**Exercise prompt:**
Filter the lines below, copying only those with the string "Statistic".

Stored dataset items:
==================================================

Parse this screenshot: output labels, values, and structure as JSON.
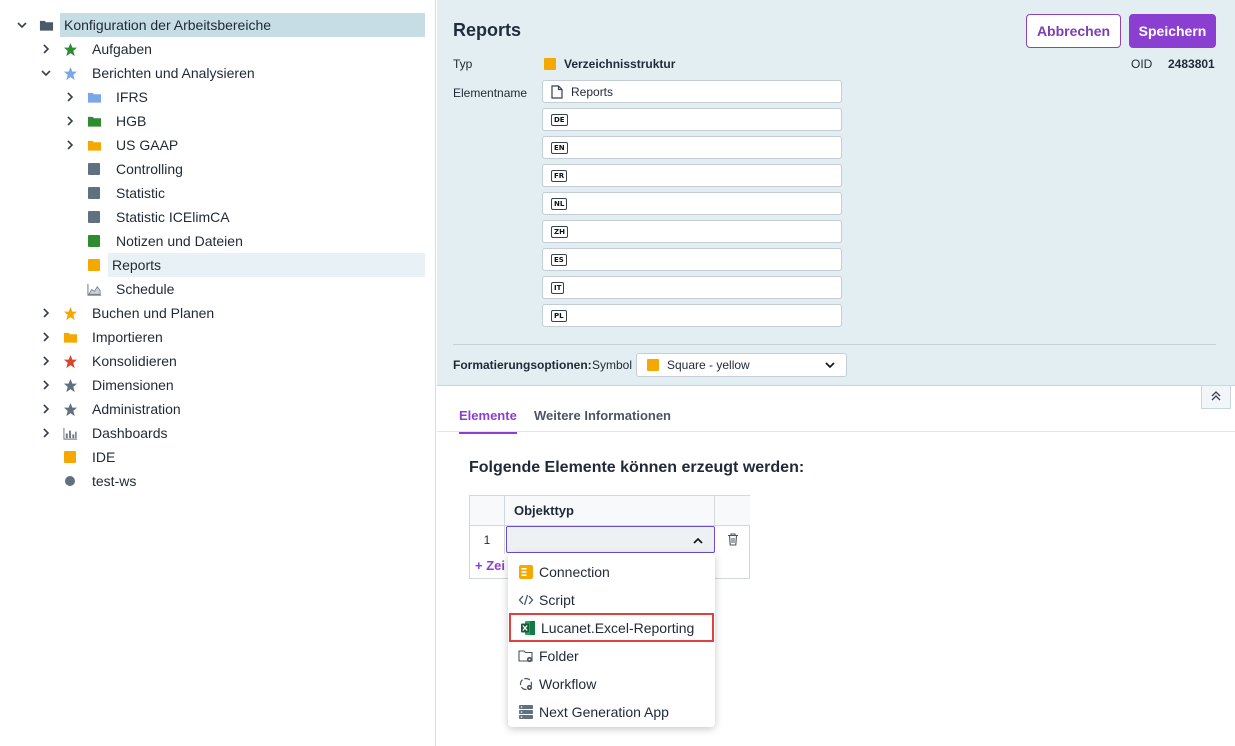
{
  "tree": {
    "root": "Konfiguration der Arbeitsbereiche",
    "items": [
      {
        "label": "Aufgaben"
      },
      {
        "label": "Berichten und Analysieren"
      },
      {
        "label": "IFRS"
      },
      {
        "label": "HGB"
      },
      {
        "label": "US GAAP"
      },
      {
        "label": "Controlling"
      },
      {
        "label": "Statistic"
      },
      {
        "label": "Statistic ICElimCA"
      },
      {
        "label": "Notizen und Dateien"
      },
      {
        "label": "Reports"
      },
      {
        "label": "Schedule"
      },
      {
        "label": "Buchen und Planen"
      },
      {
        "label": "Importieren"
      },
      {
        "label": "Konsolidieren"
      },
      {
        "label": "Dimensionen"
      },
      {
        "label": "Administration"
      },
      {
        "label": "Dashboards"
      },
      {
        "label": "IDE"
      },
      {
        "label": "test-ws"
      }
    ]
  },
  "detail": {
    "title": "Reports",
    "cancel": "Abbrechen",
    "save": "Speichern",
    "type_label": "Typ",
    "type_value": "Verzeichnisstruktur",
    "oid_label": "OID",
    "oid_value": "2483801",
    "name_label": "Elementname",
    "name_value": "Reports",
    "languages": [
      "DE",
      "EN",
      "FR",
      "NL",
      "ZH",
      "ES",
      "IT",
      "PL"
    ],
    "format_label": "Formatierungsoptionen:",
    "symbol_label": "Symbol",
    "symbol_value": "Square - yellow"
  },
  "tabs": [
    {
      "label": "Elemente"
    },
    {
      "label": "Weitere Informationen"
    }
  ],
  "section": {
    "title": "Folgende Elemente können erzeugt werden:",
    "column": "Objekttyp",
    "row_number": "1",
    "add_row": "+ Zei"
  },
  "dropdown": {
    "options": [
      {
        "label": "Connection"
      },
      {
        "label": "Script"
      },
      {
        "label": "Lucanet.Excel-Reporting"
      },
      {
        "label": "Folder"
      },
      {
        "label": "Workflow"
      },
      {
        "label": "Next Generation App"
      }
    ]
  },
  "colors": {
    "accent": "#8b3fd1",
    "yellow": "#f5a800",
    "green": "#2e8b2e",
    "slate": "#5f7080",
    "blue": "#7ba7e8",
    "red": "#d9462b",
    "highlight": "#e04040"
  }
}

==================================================

**Result of this task:**
        "label": "Statistic"
        "label": "Statistic ICElimCA"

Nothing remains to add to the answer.